Trudeau staffers worried “about the optics” of praising a South Korean donation of 35,000 N-95 masks to veterans in May of last year because the gift — in commemoration of Canada’s participation in the Korean War — was made at a time that N-95 masks were only encouraged in medical settings.
According to Blacklock’s Reporter,
South Korea’s Ministry of Patriots in 2020 donated a million high-grade masks to foreign veterans worldwide in commemoration of the seventieth anniversary of the outbreak of the Korean War. A total 35,000 were donated to Canadian veterans “as an expression of deep gratitude for their collective service and sacrifice,” said the Korean Embassy in Ottawa.
A May 2020 report from Korean JoongAng Daily stated that South Korea had already begun sending one million face masks to the 22 countries that participated in the 1950-1953 Korean War, with a recommendation that the masks be given to the veterans — average age 88 — of the conflict.
Choi Jeong-sik, a spokesman of the Veterans Ministry, said in a briefing Thursday that the mask donation is to “convey Korea’s gratitude for the sacrifices and contribution made by the UN Command veterans marking the 70th anniversary of the Korean War.”
…The 16 countries that supported South Korea with combat forces during the war are: the United States, Britain, Australia, Thailand, Canada, Turkey, the Philippines, New Zealand, Ethiopia, Greece, France, Colombia, Belgium, South Africa, Netherlands and Luxembourg. Denmark, India, Italy, Norway, Sweden and Germany provided humanitarian and medical assistance to the South.
Approximately half of the masks were donated to the U.S. Department of Veterans Affairs.
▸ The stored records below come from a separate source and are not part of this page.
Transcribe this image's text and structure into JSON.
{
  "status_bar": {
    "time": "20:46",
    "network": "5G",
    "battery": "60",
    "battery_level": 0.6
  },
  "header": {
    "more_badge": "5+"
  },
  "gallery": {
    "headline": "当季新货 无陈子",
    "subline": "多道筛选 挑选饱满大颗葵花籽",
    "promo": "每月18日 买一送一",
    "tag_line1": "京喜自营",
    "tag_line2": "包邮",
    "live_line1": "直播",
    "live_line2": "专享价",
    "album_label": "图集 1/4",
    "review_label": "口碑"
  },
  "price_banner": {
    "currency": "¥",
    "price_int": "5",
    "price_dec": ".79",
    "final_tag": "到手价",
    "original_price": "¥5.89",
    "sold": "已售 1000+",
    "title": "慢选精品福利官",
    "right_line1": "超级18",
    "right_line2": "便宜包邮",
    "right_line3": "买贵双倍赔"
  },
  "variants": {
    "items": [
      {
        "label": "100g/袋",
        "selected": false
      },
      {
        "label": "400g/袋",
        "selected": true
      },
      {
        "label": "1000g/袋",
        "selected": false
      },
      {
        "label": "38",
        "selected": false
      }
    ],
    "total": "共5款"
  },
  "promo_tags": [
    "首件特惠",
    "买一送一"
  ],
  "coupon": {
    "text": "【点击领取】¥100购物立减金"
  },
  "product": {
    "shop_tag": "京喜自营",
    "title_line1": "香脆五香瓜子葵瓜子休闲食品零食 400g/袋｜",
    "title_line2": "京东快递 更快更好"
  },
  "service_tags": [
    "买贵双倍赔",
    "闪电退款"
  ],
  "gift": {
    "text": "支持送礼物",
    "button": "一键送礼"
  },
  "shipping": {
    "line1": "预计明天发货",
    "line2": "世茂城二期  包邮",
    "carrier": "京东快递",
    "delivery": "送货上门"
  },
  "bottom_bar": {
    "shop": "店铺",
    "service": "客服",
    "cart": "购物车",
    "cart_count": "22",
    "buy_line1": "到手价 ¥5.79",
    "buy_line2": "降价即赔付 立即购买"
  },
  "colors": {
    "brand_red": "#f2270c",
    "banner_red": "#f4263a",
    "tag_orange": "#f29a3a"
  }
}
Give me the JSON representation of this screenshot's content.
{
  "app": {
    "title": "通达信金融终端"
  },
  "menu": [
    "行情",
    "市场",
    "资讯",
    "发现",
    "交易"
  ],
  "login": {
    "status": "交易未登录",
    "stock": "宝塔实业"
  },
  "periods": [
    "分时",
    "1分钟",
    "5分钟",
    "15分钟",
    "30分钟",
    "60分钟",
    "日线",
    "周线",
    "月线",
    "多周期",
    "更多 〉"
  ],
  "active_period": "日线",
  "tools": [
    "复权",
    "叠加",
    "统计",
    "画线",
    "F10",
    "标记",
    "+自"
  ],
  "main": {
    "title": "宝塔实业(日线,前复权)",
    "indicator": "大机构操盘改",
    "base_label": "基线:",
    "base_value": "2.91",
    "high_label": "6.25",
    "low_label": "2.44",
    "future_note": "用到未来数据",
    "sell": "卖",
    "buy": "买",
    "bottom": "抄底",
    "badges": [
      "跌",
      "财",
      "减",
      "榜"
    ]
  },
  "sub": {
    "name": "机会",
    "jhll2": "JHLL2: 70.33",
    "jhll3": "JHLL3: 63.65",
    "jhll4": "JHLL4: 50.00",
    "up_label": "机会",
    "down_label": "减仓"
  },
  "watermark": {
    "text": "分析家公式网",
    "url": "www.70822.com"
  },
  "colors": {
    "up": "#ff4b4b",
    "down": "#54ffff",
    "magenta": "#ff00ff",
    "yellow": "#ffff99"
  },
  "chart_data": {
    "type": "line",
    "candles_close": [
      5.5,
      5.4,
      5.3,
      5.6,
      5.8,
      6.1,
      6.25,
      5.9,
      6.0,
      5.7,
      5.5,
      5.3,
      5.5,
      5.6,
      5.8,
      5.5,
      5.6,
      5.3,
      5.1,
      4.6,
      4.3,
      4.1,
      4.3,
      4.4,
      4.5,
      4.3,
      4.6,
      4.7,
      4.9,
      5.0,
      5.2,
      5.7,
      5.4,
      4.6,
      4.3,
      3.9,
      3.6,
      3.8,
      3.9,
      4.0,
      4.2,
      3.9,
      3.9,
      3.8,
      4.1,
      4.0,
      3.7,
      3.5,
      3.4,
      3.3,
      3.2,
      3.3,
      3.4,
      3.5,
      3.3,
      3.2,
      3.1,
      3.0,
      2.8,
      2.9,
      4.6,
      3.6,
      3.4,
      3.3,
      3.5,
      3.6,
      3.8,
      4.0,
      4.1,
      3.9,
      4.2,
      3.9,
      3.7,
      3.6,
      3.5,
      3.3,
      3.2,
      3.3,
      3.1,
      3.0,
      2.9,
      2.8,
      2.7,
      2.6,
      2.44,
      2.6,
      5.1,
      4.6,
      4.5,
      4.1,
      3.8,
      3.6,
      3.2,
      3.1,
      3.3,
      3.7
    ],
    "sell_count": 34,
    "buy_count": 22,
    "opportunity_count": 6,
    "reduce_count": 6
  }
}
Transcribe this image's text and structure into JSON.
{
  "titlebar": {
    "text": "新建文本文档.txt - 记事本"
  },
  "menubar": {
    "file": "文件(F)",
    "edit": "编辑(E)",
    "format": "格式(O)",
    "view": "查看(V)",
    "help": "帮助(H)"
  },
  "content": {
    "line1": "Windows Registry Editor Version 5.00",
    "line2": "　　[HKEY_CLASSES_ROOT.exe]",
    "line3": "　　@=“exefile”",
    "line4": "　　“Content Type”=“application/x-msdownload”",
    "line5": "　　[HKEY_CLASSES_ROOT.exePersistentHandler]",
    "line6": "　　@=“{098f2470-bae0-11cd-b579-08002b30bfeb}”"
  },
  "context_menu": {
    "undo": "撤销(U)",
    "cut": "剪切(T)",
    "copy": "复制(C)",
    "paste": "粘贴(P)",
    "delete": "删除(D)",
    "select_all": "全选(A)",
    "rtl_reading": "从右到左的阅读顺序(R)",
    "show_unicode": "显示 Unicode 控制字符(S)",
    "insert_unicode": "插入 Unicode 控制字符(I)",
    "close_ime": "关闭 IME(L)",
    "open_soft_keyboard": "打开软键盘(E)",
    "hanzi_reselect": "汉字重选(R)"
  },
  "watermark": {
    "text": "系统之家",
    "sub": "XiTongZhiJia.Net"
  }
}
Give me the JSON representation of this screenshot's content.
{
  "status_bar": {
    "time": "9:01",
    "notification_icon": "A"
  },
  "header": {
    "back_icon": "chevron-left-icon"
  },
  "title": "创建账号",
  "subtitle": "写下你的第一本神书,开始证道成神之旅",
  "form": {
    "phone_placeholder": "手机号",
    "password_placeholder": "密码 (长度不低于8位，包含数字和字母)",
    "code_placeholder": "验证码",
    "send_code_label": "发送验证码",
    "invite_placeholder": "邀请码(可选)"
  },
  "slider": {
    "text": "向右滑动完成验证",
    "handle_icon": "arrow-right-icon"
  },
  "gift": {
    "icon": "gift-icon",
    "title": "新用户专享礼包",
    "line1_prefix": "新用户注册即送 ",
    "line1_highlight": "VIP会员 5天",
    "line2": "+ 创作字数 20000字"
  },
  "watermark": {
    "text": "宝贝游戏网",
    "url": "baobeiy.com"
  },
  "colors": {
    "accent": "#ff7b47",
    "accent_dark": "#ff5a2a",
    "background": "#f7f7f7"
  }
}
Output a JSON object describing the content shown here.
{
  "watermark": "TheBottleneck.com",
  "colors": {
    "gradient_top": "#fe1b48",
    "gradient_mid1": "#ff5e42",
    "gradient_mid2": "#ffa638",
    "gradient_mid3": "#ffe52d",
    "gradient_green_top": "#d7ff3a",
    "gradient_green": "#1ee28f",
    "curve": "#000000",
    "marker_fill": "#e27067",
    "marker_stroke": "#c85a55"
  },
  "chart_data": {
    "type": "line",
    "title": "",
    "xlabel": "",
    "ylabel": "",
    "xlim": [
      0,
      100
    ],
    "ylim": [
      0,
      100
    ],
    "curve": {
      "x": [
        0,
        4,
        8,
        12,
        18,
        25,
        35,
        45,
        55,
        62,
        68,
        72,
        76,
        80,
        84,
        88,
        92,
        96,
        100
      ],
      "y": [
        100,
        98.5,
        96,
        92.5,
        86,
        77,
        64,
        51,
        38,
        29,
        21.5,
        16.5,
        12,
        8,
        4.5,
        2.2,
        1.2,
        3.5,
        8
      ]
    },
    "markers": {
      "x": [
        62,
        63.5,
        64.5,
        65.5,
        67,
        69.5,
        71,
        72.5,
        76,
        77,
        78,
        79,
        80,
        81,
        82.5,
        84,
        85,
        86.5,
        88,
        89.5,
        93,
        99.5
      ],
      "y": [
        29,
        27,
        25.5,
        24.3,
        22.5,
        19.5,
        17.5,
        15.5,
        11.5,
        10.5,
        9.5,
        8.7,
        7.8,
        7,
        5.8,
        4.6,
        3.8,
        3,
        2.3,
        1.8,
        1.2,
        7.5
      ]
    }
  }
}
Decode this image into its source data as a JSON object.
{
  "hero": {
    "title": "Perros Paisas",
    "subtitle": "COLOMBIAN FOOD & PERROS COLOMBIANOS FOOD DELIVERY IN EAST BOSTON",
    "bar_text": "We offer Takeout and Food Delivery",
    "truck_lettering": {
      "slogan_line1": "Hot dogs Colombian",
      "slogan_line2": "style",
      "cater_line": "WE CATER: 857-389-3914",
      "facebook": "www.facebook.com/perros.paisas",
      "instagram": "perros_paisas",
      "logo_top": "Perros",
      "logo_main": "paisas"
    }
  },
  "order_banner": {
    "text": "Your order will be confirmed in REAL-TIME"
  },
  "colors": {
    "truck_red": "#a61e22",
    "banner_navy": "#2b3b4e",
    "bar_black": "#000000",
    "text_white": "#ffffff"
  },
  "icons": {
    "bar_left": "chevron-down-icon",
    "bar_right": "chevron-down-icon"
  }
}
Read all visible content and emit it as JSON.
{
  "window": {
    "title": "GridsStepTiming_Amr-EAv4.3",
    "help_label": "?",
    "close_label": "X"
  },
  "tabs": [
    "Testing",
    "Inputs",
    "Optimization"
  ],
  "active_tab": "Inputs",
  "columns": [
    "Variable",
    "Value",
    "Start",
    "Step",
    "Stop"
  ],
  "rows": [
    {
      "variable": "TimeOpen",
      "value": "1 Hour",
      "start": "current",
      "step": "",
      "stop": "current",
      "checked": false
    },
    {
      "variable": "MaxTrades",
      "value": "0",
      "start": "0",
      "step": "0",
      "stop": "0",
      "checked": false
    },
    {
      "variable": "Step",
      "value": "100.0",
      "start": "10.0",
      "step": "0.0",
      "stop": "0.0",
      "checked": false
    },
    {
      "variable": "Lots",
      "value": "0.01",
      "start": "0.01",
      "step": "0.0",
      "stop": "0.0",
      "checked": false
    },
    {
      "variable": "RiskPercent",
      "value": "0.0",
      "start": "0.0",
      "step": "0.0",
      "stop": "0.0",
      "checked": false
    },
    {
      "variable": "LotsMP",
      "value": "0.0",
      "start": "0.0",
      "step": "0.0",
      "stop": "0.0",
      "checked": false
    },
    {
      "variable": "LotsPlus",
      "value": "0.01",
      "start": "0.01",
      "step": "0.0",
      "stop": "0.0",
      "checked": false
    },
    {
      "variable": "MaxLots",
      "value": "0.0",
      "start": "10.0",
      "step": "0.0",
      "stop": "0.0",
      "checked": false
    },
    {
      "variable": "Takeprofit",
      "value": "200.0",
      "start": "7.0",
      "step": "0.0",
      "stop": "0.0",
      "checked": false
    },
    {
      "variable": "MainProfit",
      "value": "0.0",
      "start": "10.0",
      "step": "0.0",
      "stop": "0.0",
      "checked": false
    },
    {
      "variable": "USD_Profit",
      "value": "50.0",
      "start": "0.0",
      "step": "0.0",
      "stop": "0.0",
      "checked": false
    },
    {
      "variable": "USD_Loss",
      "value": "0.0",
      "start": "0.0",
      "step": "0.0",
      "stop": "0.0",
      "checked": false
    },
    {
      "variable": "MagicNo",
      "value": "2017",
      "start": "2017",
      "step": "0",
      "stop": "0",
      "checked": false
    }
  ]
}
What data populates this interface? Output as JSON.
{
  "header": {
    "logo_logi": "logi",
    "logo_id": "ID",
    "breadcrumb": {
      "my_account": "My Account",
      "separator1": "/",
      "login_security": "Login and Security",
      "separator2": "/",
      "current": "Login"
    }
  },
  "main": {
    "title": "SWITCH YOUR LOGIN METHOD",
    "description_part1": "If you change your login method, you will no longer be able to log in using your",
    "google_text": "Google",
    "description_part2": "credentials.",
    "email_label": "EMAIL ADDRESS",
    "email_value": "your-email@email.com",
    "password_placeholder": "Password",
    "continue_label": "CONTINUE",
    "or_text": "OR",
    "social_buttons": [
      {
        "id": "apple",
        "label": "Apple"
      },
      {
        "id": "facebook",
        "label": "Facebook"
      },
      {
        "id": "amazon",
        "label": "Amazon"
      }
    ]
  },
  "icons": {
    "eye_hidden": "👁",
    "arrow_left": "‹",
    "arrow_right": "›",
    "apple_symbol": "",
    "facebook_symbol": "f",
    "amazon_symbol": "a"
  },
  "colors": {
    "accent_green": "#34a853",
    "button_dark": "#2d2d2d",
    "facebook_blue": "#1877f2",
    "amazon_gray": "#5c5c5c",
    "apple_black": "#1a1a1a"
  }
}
VA Secretary Robert L. Wilkie said the gift of masks:
“…is a sign that the deep and ongoing respect our two nations have for each other that we cemented nearly 70 years ago in a time of war and great crisis…”
But Trudeau’s Liberal agencies had a much different approach, according to the records obtained by Blacklock’s:
“Appreciate if we can avoid referring to the quality or grade of masks to the extent possible, but given that it’s a donation I suppose we can’t redirect them to where they are sorely needed (hospitals),” wrote Travis Gordon, a senior policy advisor in the health minister’s office. “We will try to avoid this spinning into a story about how some vets in some long term care homes will get N95s while doctors in hospitals are limited to one per day.”
Staffer Kathleen Davis suggested that Canada didn’t “want to have unnecessary controversy,” and the then-communications director for Justin Trudeau added that she worried “about the optics” when N-95 masks were not recommended for non-medical settings.